Parolek: It obviously varies. At Daybreak, the prices started at $189,000 and went up to $220,000. They were having a really hard time delivering anything for under $275,000 to $300,000 in the townhouse market. Obviously, if you jump into a hotter market, like the Bay Area, those numbers will spike. One of the things we’ve seen in the last two years is a real spike in costs for construction and the entitlement process. That Mews home that started at $189,000 in the first phase had to jump up to a little over $200,000 to cover those increases in costs.
That price range sounds attractive. What are buyers giving up?
Parolek: We’re removing the cost of that garage space from the equation. With that walkability that’s being delivered in these neighborhoods, a household may only have one car, or they’re using Uber or Lyft or a carshare. A lot of people are OK parking on the street. We did the planning for the first missing-middle community in the country near Omaha, Nebraska, and it’s delivering one parking space per unit, and the second parking space is on the street. Our client is finding people are really happy to park right outside their front door. They have complete observation of their car at all times, and they’re able to use the front door, as opposed to going through a garage or a back door. And smaller units are really key. We’re finding that the more walkable a location is, the smaller the units that will be acceptable to the market. Thirty percent of households across the country are single-person households, so the smaller units are really attractive to that segment.
What are the biggest barriers to these kinds of housing?
Parolek: Unfortunately, there’s a lot of barriers. First and foremost are zoning barriers. Part of our work is to go into cities and do targeted or wholesale changes to their zoning codes to enable missing middle and walkability. Sometimes cities don’t even have zoning that really and truly allows for missing-middle housing. Their zoning will go from allowing single-family homes and maybe duplexes, then it jumps up to 55-foot-tall buildings. Even in cities that do have medium-density zoning, densities are typically too low, setbacks are typically too high, parking requirements are too high. The culmination of all those make it really hard to deliver these housing types.
We just worked with a city to really analyze their planning policies. A typical lot size in this city was 60 feet wide, and the zoning district had a required side setback of 25 feet, so there was actually only a 10-foot strip of allowable building envelope left over — which is obviously not viable.
Outside of the planning and zoning barriers, there are other barriers. There’s neighborhood opposition that’s always a challenge. These types are not easily classifiable by industry standards. It’s usually just the small local builder delivering these missing-middle units, so there’s no one building them at scale. The other thing is building codes. When you jump up above three units, it becomes more cumbersome and costly to build this type of housing. The list goes on, but that’s just a glimpse of the top issues.
During the COVID crisis, we’ve heard so much about people not wanting to live in high-rise towers.
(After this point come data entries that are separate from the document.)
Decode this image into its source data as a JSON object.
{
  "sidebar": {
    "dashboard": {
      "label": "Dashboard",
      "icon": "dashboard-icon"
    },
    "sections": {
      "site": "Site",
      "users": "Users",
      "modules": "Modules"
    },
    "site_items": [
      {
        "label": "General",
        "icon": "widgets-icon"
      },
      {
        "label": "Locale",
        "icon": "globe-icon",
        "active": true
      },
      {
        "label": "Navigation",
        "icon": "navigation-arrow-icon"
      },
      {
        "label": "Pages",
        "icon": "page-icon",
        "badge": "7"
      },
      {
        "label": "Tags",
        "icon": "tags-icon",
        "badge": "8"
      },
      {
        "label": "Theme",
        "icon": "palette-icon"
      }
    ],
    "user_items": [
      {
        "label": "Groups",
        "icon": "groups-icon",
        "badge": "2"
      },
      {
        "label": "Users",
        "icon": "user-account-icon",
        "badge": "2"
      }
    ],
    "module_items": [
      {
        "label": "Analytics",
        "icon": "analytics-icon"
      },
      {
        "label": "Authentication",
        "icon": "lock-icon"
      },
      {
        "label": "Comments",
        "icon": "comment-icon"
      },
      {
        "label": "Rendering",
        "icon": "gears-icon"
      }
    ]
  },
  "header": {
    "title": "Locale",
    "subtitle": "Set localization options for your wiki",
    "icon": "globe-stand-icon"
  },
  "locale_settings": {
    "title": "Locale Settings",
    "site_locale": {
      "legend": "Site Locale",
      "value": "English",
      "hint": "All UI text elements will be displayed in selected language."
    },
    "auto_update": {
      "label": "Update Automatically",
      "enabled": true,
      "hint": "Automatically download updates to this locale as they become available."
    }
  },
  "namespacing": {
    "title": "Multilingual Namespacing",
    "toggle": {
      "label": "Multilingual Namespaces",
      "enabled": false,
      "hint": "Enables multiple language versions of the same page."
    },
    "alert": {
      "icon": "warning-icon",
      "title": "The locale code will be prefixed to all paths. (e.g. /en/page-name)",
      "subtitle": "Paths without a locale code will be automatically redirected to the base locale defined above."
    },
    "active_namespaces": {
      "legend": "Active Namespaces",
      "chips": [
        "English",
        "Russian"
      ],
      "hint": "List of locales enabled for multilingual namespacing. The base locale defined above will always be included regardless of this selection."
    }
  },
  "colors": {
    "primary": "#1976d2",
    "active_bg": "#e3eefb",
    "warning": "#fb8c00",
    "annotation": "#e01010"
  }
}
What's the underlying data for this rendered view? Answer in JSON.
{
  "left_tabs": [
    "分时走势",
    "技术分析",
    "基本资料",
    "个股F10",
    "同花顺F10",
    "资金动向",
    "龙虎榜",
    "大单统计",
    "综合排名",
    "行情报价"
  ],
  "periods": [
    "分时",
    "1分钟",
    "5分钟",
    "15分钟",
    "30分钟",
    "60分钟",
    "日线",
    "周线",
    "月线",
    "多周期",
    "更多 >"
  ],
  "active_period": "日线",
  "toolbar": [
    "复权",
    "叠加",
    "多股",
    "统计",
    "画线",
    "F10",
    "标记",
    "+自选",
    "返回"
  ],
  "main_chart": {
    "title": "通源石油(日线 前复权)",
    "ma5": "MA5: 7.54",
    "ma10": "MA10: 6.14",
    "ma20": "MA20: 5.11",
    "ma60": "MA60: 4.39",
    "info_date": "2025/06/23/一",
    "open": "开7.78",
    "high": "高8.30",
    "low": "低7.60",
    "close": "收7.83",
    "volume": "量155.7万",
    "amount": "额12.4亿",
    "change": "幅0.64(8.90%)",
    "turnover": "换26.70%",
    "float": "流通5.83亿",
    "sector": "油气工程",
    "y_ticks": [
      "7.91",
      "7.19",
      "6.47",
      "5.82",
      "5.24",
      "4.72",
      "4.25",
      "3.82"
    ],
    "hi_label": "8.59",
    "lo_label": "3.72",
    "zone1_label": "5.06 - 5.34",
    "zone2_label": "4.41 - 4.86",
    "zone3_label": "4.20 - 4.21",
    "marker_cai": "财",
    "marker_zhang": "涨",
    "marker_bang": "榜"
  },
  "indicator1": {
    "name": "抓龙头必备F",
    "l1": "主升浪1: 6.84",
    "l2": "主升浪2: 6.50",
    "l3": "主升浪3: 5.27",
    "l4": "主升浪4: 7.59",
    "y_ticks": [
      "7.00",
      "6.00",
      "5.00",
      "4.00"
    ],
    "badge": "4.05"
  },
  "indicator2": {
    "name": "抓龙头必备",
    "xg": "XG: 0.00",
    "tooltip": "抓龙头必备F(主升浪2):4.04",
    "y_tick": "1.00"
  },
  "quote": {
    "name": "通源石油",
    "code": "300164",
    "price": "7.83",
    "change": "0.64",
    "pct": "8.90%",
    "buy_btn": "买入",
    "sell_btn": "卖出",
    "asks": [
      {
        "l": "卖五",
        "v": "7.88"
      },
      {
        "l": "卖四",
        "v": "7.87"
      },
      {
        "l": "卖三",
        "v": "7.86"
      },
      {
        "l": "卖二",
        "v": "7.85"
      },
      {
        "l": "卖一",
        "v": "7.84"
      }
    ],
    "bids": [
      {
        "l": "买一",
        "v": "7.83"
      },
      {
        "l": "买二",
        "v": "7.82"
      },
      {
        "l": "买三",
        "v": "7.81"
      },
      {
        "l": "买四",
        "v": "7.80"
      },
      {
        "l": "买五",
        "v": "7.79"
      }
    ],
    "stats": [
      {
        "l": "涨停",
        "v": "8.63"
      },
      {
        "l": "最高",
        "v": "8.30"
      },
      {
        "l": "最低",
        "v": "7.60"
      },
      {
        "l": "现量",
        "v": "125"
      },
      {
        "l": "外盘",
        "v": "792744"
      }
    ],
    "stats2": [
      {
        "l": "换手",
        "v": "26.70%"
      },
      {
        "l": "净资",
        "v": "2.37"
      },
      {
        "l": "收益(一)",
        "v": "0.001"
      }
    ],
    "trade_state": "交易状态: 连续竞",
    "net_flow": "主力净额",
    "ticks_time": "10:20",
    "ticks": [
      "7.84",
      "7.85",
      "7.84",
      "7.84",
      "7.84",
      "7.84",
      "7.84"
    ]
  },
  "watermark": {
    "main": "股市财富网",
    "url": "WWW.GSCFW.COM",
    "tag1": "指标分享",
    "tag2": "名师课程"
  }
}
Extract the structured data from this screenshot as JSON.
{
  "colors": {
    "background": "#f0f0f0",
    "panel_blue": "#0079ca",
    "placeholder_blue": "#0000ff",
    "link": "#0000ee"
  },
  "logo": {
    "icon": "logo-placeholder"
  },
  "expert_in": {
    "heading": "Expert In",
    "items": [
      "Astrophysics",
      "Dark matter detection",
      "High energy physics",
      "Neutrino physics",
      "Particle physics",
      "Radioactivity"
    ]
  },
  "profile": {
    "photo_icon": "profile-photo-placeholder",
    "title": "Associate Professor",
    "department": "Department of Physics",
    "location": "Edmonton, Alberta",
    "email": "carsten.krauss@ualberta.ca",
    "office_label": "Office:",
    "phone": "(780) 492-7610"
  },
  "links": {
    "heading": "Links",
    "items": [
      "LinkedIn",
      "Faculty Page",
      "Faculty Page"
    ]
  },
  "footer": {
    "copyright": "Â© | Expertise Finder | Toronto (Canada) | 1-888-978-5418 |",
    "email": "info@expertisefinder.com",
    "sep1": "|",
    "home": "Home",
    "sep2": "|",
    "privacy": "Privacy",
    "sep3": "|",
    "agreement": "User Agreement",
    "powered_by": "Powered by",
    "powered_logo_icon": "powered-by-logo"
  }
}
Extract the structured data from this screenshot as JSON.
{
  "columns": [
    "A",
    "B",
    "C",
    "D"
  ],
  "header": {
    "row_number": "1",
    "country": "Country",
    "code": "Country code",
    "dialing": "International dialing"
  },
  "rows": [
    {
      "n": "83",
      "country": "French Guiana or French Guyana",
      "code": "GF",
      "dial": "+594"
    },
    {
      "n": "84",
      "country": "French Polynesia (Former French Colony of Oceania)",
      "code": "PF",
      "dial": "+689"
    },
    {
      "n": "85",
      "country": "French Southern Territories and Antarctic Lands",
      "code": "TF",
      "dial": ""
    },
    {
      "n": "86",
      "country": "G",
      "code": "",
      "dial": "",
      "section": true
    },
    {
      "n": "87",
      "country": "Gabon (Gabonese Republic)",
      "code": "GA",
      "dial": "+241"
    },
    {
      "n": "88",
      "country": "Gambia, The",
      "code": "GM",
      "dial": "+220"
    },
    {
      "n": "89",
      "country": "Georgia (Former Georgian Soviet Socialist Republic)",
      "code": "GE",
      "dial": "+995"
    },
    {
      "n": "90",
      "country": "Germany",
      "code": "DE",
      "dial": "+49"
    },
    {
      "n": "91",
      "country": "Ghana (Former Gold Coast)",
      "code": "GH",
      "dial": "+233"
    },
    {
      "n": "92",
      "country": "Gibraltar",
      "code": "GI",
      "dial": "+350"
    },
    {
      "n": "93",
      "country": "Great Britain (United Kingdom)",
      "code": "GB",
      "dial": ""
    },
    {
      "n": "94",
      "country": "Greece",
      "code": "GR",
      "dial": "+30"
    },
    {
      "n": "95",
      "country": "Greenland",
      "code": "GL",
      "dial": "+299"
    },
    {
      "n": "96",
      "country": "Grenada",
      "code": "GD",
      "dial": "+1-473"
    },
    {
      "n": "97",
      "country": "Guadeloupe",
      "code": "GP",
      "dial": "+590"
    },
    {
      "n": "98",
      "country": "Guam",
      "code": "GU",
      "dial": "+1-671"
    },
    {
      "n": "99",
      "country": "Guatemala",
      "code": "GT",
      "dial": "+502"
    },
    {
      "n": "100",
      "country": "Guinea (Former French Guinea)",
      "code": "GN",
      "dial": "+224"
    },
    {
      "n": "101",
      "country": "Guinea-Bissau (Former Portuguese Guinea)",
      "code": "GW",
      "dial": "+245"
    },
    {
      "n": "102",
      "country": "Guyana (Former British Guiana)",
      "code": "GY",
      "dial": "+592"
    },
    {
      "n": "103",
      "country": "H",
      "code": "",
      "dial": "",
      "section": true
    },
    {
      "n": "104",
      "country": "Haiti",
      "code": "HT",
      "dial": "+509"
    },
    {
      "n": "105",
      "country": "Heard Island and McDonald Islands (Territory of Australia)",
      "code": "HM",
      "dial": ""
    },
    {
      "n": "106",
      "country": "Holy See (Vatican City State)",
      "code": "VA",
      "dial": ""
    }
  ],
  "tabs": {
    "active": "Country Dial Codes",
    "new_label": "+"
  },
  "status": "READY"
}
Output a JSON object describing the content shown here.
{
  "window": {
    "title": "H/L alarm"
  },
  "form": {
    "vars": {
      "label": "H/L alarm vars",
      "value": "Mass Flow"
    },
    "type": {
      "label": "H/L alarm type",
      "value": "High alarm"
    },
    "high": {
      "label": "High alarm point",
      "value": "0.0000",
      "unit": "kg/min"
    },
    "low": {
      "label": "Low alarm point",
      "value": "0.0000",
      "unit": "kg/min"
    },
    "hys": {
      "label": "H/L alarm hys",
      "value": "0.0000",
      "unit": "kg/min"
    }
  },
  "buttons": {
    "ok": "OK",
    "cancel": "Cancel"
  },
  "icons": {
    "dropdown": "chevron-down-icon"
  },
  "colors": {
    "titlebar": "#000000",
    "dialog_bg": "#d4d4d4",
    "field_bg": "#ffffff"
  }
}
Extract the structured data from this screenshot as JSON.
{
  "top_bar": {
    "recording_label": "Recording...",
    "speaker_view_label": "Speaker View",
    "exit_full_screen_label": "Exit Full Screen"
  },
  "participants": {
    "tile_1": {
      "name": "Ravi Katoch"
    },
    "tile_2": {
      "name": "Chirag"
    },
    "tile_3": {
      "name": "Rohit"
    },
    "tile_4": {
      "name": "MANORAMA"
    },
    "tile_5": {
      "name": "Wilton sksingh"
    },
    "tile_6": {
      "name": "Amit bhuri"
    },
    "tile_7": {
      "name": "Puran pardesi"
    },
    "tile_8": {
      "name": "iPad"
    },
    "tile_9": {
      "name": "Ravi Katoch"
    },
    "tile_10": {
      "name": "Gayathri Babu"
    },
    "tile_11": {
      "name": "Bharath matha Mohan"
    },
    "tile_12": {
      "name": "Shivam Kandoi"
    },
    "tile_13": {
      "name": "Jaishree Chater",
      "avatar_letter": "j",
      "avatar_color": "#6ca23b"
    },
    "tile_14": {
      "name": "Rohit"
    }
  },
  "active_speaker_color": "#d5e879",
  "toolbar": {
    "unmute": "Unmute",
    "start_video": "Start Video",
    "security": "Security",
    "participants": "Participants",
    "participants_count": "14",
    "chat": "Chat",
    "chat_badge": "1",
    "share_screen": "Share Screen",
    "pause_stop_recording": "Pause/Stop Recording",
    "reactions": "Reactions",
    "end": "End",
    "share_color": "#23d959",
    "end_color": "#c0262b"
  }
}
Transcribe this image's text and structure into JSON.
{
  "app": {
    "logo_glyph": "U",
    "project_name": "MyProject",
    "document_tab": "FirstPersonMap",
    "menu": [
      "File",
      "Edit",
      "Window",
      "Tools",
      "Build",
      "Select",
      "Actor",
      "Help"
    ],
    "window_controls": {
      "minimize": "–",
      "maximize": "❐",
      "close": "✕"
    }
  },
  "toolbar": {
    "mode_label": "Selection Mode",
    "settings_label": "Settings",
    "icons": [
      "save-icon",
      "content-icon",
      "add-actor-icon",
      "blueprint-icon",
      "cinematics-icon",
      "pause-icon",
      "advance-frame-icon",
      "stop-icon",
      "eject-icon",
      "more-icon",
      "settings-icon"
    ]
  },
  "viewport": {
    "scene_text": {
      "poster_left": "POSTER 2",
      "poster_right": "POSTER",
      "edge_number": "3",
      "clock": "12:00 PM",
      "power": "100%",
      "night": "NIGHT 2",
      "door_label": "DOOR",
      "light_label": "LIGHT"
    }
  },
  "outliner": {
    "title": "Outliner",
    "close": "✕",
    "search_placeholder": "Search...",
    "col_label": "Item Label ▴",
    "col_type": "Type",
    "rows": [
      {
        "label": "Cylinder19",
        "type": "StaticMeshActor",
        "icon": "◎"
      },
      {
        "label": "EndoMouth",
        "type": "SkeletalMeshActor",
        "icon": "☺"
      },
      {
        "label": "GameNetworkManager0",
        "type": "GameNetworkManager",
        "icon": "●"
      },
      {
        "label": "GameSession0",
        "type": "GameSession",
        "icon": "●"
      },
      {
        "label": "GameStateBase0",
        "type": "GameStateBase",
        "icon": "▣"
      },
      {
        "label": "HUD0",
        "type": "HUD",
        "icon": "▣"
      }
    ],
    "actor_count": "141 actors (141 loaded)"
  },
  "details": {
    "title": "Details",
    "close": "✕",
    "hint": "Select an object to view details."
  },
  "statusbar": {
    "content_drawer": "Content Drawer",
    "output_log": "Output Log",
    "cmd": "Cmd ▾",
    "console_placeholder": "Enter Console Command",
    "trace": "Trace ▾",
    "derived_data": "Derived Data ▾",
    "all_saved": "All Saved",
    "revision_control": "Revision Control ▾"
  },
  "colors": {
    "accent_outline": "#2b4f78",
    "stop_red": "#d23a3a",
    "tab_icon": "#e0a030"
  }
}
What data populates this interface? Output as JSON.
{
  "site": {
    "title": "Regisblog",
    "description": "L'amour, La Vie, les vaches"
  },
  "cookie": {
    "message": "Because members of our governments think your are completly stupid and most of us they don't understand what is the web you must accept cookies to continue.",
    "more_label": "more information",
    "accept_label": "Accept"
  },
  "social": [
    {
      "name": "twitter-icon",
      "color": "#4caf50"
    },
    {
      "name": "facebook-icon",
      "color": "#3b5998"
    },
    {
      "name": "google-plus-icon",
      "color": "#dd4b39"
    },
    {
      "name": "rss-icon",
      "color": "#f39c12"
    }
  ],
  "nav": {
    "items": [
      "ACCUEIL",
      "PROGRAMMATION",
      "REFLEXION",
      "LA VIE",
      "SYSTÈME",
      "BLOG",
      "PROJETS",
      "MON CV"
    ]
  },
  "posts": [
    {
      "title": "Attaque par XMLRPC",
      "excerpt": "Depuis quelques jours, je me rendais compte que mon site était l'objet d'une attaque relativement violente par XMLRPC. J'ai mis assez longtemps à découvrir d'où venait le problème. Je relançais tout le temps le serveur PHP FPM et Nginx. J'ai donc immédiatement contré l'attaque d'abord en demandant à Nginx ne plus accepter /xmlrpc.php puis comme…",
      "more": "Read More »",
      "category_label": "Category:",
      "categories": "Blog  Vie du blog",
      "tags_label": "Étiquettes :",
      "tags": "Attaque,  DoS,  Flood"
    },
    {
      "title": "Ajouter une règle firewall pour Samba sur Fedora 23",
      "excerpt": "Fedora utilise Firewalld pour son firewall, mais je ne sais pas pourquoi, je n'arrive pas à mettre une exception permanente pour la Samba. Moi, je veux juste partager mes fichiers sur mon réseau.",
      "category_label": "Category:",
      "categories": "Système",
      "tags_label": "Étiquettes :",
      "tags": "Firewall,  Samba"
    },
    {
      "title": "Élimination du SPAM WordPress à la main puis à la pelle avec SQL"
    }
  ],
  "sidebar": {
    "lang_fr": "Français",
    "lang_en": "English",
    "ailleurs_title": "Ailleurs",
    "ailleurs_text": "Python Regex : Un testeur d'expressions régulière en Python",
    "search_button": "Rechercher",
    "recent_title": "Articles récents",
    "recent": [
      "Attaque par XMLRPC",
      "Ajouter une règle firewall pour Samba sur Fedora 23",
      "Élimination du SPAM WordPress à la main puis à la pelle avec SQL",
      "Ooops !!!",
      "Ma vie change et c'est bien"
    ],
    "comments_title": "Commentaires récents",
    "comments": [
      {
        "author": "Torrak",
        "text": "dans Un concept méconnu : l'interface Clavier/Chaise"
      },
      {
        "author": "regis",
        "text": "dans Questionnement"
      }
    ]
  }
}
How does missing-middle housing work during a pandemic?
Parolek: The missing-middle housing types are a real sweet spot between the suburban alternative and the very urban alternative. The types typically do not have shared entries. They do not have shared corridors. And they’re typically walk-up, meaning they don’t have shared elevators. And most of them have some private outdoor space, which gives people that little bit of elbow room that they’re looking for. These housing types are positioned really well to provide a high quality of living during COVID and post-COVID.
We’ve heard a lot recently about accessory dwelling units. How do they fit into the missing-middle picture?
Parolek: I’m a huge fan of accessory dwelling units. I’m glad to see they’re gaining so much attention. I put them on the missing-middle spectrum — but I don’t want cities to get so wrapped up in ADUs that they forget about duplexes, triplexes and fourplexes. In many markets, ADUs are not going to be enough. They’re a step in the right in the direction. But the next step is let’s talk about this full range of missing-middle housing types.